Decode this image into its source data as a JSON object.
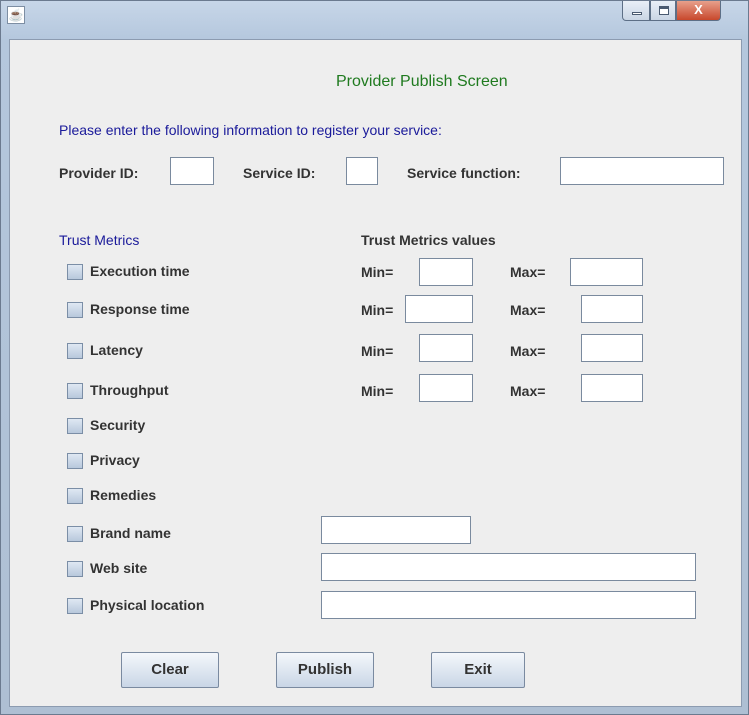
{
  "window": {
    "icon": "java-app-icon",
    "close_glyph": "X"
  },
  "screen_title": "Provider Publish Screen",
  "instructions": "Please enter the following information to register your service:",
  "ids": {
    "provider_id_label": "Provider ID:",
    "service_id_label": "Service ID:",
    "service_function_label": "Service function:",
    "provider_id_value": "",
    "service_id_value": "",
    "service_function_value": ""
  },
  "metrics_header": "Trust Metrics",
  "values_header": "Trust Metrics values",
  "min_label_1": "Min=",
  "min_label_2": "Min=",
  "min_label_3": "Min=",
  "min_label_4": "Min=",
  "max_label_1": "Max=",
  "max_label_2": "Max=",
  "max_label_3": "Max=",
  "max_label_4": "Max=",
  "metrics": [
    {
      "label": "Execution time",
      "checked": false
    },
    {
      "label": "Response time",
      "checked": false
    },
    {
      "label": "Latency",
      "checked": false
    },
    {
      "label": "Throughput",
      "checked": false
    },
    {
      "label": "Security",
      "checked": false
    },
    {
      "label": "Privacy",
      "checked": false
    },
    {
      "label": "Remedies",
      "checked": false
    },
    {
      "label": "Brand name",
      "checked": false
    },
    {
      "label": "Web site",
      "checked": false
    },
    {
      "label": "Physical location",
      "checked": false
    }
  ],
  "buttons": {
    "clear": "Clear",
    "publish": "Publish",
    "exit": "Exit"
  }
}
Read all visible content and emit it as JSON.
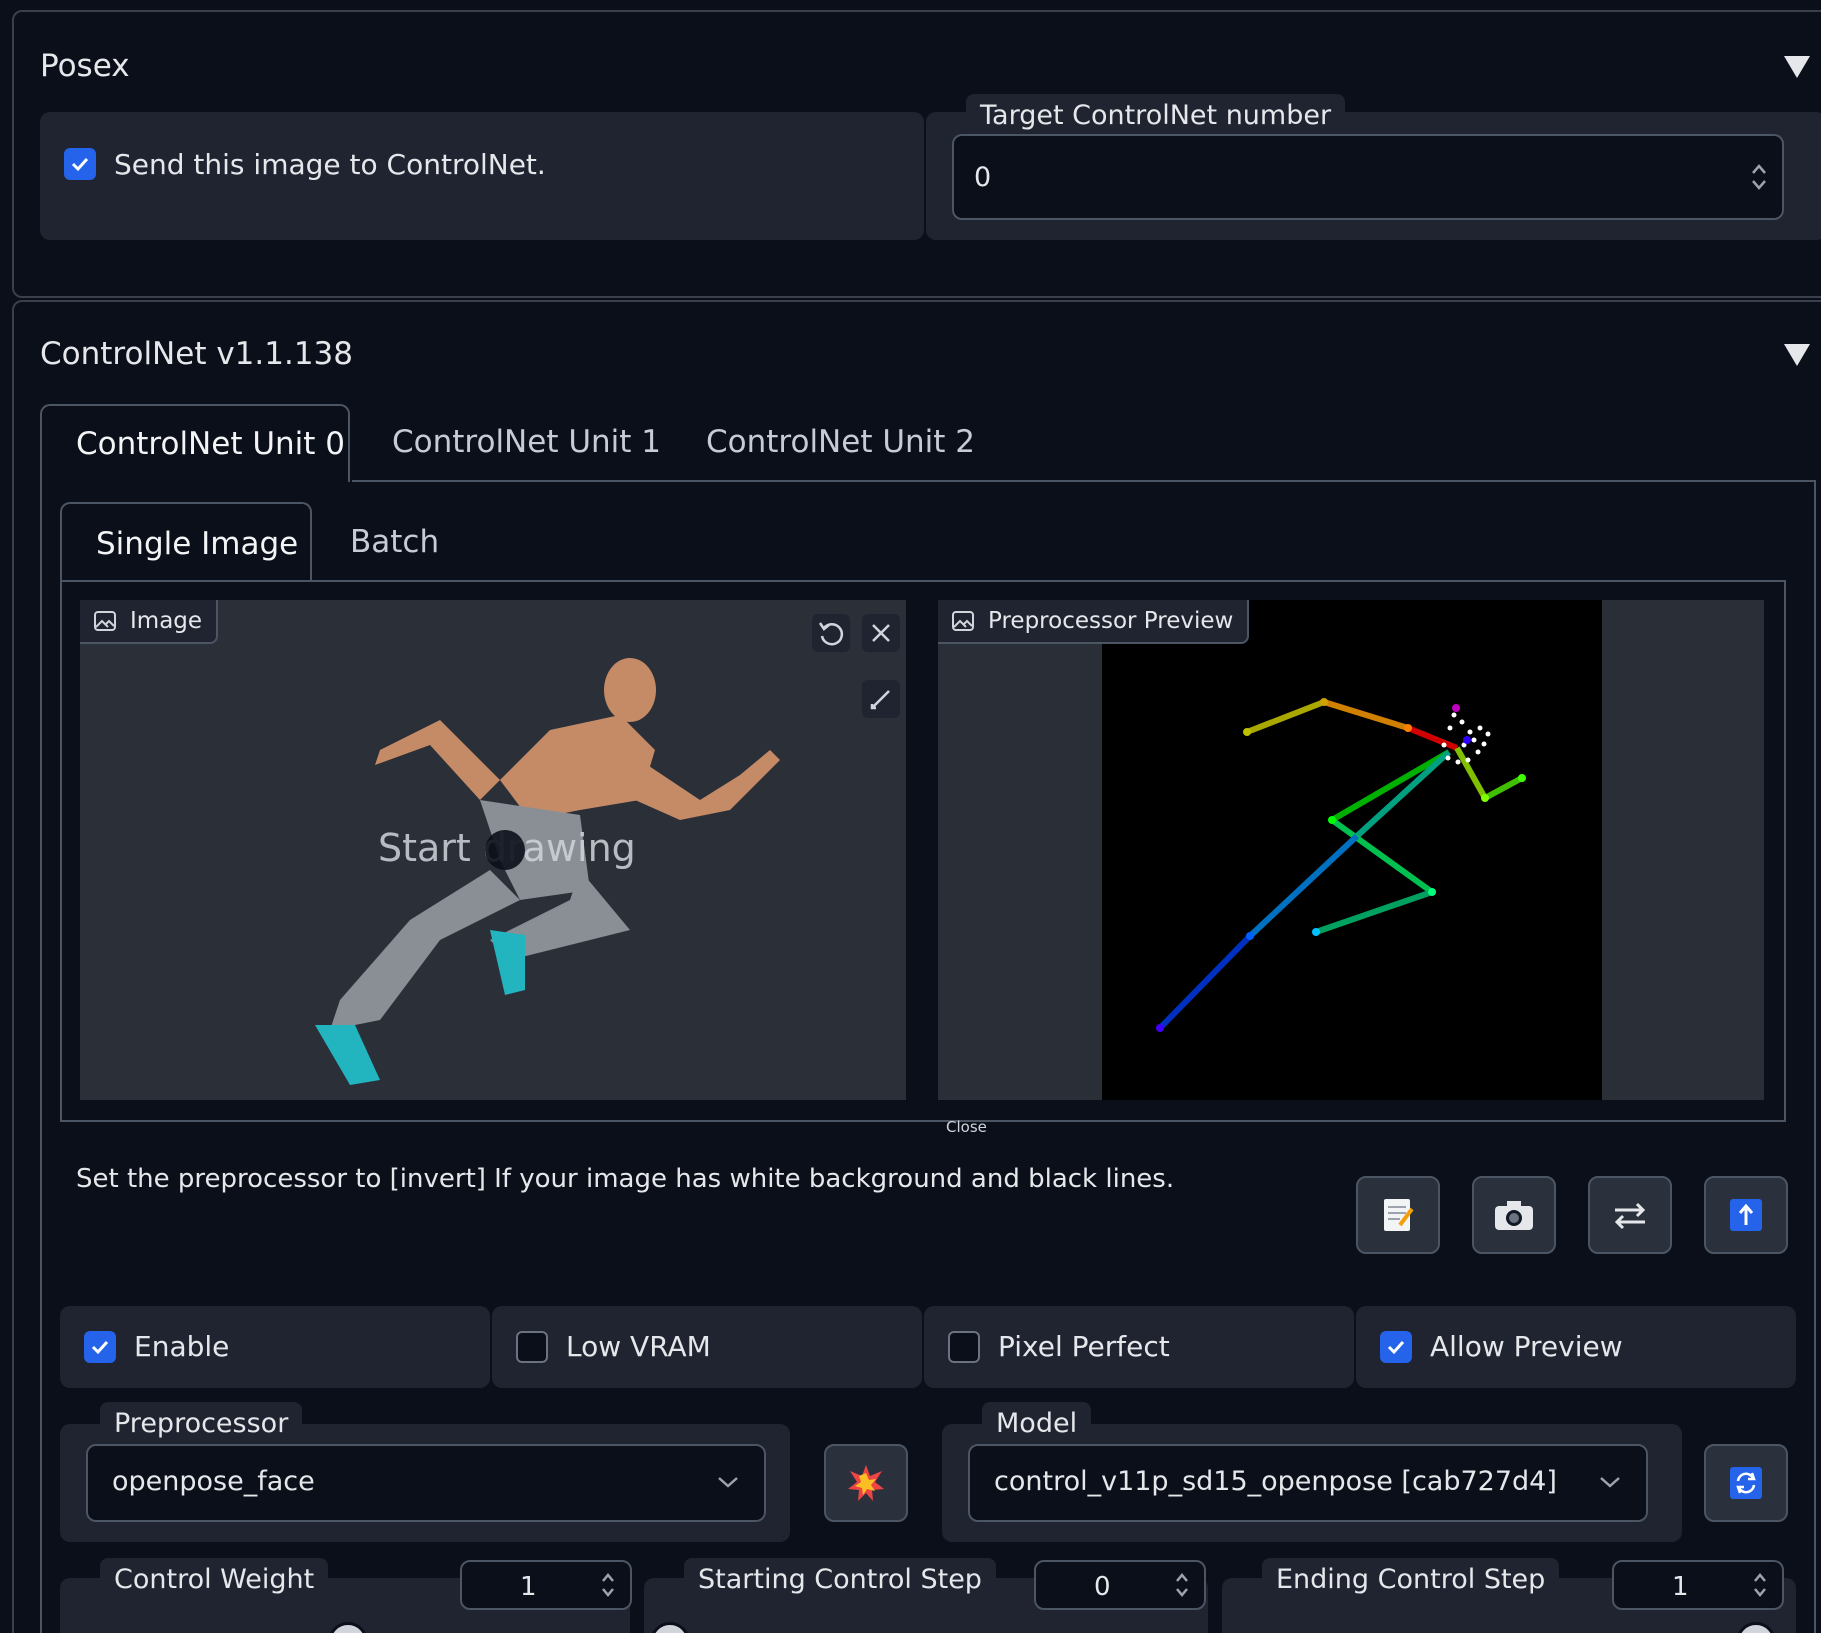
{
  "posex": {
    "title": "Posex",
    "send_label": "Send this image to ControlNet.",
    "send_checked": true,
    "target_label": "Target ControlNet number",
    "target_value": "0"
  },
  "controlnet": {
    "title": "ControlNet v1.1.138",
    "unit_tabs": [
      "ControlNet Unit 0",
      "ControlNet Unit 1",
      "ControlNet Unit 2"
    ],
    "mode_tabs": [
      "Single Image",
      "Batch"
    ],
    "image_label": "Image",
    "canvas_hint": "Start drawing",
    "preview_label": "Preprocessor Preview",
    "close_label": "Close",
    "hint_text": "Set the preprocessor to [invert] If your image has white background and black lines.",
    "options": [
      {
        "label": "Enable",
        "checked": true
      },
      {
        "label": "Low VRAM",
        "checked": false
      },
      {
        "label": "Pixel Perfect",
        "checked": false
      },
      {
        "label": "Allow Preview",
        "checked": true
      }
    ],
    "preprocessor_label": "Preprocessor",
    "preprocessor_value": "openpose_face",
    "model_label": "Model",
    "model_value": "control_v11p_sd15_openpose [cab727d4]",
    "control_weight_label": "Control Weight",
    "control_weight_value": "1",
    "control_weight_fraction": 0.5,
    "start_step_label": "Starting Control Step",
    "start_step_value": "0",
    "start_step_fraction": 0.0,
    "end_step_label": "Ending Control Step",
    "end_step_value": "1",
    "end_step_fraction": 1.0
  },
  "icons": {
    "accent": "#2563eb",
    "panel_bg": "#1f2430"
  }
}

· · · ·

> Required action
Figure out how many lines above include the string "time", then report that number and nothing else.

> Expected output
2